Task data »
=-=-=
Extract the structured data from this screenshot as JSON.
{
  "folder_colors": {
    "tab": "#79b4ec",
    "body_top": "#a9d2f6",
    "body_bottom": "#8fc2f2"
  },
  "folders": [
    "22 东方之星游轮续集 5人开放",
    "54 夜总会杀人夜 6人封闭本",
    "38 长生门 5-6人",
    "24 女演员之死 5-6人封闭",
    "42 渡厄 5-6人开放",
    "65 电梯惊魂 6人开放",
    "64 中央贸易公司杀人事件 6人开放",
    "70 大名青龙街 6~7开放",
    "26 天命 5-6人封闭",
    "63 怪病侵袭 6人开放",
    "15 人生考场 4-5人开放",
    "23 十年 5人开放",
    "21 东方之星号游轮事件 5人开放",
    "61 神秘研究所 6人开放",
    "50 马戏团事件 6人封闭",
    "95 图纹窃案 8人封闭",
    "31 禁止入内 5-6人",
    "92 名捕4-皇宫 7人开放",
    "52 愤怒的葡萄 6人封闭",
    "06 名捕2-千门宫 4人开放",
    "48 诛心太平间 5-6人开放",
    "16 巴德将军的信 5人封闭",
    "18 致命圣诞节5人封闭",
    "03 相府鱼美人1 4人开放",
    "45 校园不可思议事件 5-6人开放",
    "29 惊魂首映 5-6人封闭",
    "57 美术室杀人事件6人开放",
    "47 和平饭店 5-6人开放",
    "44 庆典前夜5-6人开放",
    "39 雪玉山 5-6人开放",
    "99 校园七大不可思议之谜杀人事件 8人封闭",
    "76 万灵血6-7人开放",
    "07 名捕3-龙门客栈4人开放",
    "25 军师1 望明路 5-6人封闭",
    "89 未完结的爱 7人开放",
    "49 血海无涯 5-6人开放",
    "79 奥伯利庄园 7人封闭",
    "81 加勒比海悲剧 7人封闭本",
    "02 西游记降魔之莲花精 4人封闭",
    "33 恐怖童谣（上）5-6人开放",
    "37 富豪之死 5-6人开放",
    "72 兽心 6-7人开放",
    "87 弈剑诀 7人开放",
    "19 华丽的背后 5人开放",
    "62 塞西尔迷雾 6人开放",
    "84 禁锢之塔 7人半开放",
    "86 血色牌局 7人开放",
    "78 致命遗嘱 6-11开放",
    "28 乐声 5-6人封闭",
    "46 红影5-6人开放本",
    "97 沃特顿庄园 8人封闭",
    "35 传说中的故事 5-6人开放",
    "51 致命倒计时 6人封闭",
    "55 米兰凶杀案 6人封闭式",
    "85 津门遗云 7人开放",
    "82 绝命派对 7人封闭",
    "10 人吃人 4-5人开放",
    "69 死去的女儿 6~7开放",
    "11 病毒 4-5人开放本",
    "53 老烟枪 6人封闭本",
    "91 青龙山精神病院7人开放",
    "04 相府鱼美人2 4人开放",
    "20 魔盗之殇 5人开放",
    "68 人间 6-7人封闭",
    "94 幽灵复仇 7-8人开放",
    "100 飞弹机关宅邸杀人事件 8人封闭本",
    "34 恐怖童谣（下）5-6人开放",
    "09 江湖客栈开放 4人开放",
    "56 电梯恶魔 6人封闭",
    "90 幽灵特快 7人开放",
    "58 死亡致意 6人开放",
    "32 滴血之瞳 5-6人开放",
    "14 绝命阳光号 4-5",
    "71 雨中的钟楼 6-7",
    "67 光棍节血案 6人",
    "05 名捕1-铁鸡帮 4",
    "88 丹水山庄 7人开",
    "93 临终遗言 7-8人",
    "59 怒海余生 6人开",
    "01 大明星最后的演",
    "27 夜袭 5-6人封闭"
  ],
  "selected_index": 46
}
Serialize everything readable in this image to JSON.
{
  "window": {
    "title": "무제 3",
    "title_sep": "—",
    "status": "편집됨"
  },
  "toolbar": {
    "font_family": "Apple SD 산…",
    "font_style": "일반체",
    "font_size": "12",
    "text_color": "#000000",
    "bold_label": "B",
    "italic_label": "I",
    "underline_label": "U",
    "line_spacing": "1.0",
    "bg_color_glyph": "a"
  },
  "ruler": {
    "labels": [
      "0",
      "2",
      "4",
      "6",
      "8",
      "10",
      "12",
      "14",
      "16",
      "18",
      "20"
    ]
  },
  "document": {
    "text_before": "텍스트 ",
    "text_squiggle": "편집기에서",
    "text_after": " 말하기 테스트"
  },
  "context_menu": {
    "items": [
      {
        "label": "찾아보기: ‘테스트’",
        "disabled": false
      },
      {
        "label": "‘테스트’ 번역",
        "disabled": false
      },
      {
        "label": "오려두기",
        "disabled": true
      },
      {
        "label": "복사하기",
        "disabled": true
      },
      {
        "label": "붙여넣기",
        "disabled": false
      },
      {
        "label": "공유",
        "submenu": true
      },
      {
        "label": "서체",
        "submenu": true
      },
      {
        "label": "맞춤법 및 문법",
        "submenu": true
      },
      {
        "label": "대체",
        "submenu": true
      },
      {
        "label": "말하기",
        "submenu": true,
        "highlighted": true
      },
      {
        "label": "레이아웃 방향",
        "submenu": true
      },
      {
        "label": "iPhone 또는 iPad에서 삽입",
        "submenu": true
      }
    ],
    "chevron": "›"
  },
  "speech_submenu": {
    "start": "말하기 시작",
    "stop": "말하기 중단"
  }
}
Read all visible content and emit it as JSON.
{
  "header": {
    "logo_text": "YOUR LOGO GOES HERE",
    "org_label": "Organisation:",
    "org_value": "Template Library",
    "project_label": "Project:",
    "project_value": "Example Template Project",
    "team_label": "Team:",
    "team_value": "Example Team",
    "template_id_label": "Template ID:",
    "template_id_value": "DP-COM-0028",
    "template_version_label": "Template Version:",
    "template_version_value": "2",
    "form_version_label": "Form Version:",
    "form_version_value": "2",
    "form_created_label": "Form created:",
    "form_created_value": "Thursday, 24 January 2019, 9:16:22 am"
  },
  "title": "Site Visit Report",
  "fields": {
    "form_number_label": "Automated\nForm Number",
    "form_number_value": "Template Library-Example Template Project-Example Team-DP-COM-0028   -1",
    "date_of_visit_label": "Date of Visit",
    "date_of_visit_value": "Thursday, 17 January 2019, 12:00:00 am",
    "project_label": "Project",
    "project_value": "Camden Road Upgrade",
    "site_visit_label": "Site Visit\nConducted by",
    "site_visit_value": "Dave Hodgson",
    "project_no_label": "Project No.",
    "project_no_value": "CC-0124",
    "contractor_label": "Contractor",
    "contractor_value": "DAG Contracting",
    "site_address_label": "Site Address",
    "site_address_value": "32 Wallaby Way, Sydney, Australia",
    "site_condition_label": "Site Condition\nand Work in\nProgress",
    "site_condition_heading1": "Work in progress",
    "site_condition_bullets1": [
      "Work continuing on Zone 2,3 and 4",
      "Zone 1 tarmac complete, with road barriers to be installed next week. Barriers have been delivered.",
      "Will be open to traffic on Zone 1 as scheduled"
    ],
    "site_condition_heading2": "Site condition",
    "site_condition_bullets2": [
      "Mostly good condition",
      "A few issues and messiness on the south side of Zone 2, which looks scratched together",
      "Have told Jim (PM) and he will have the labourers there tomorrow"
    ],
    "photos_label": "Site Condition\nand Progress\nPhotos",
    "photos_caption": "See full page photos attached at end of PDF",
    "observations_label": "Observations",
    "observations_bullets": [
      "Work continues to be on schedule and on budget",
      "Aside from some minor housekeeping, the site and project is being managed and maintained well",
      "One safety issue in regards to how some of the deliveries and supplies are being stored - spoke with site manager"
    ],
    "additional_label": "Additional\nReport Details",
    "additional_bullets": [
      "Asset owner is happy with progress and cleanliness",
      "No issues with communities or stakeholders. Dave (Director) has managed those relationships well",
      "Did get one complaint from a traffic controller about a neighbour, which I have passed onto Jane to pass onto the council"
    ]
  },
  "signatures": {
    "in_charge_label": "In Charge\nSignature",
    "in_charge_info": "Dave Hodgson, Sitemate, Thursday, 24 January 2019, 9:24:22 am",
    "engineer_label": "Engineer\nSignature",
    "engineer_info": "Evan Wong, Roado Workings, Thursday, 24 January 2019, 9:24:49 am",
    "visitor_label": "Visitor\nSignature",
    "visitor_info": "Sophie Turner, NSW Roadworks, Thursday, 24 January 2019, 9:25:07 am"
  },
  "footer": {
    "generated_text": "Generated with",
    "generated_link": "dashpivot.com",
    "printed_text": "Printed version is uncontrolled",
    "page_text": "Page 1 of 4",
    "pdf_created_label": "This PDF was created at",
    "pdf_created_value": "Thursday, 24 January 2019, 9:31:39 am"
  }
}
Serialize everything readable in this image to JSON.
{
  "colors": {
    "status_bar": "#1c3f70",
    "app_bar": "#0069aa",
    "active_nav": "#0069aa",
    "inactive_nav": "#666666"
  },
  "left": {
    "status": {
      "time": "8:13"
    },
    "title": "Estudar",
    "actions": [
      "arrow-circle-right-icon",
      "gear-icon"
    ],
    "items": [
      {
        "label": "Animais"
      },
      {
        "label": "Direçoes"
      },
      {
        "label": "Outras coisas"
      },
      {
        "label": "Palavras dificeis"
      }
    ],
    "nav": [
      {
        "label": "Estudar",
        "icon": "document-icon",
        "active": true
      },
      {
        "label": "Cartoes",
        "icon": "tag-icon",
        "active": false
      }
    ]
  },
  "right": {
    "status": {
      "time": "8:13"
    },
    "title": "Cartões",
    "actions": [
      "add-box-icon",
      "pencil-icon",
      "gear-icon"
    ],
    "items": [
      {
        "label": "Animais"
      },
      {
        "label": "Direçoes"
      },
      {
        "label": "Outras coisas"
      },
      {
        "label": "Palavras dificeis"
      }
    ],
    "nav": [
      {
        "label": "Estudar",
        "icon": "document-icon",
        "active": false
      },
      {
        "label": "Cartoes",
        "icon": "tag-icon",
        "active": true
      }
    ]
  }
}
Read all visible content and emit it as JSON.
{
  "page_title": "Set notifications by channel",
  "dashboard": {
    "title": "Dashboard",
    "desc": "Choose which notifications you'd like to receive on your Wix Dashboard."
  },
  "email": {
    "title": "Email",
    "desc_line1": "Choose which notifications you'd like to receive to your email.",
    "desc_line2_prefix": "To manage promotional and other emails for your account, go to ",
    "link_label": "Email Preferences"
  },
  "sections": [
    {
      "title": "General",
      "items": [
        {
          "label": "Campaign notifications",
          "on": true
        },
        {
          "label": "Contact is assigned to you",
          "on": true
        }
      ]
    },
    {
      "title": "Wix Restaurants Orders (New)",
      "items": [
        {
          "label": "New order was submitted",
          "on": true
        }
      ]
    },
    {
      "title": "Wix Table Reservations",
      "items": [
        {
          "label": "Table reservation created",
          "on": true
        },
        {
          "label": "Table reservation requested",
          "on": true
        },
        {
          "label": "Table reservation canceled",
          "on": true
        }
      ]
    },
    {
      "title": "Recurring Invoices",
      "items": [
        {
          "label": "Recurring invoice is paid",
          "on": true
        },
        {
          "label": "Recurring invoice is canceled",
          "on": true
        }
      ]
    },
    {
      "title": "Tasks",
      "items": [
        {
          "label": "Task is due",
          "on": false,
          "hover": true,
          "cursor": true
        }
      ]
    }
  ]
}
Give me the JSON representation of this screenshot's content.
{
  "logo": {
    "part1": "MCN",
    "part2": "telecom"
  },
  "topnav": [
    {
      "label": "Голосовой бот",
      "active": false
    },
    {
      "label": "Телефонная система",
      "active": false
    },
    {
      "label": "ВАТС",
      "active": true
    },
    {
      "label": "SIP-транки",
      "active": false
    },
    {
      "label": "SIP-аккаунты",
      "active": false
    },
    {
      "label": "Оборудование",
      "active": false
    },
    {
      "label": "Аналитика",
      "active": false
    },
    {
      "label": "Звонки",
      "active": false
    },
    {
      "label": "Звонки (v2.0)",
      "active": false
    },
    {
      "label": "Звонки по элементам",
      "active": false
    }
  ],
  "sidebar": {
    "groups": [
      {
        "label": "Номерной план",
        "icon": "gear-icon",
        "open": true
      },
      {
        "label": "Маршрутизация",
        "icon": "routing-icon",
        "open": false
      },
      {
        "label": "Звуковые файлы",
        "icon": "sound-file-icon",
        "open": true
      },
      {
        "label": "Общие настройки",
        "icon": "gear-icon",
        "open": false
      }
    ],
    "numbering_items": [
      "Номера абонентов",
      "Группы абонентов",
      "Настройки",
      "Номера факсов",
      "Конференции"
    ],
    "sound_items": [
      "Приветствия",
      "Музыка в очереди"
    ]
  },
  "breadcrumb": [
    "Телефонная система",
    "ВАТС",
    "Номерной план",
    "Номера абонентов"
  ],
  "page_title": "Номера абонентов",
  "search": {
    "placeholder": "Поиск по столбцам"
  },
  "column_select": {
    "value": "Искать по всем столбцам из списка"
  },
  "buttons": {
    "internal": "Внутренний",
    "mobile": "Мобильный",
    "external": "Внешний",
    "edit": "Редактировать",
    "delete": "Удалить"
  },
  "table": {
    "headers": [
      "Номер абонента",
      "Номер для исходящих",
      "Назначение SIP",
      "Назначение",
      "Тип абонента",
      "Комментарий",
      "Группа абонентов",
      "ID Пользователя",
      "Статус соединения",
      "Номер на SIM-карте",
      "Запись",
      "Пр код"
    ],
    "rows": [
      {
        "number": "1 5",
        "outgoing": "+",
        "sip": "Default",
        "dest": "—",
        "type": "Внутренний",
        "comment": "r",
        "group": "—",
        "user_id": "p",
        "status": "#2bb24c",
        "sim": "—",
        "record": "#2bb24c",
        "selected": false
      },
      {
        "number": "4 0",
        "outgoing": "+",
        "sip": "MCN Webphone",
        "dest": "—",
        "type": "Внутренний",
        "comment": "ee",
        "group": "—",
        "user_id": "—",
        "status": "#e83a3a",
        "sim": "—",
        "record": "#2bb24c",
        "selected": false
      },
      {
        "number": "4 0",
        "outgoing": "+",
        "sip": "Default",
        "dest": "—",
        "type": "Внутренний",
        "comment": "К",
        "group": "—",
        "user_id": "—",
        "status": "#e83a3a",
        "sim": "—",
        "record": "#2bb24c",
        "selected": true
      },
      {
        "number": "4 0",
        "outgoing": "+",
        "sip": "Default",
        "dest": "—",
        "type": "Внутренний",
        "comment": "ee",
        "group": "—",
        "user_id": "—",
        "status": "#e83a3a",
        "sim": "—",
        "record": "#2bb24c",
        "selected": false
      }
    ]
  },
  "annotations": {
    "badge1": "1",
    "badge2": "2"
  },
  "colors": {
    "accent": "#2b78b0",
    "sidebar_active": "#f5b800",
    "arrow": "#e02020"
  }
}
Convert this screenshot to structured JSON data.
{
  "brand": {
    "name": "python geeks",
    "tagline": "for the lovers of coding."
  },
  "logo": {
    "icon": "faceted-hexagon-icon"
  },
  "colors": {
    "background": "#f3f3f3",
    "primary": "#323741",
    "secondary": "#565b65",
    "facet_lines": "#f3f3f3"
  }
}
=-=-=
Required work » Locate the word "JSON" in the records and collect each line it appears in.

Problem solution »
Extract the structured data from this screenshot as JSON.
Serialize everything readable in this image to JSON.
Read all visible content and emit it as JSON.
Serialize everything readable in this image to JSON.
Read all visible content and emit it as JSON.
Give me the JSON representation of this screenshot's content.
Convert this screenshot to structured JSON data.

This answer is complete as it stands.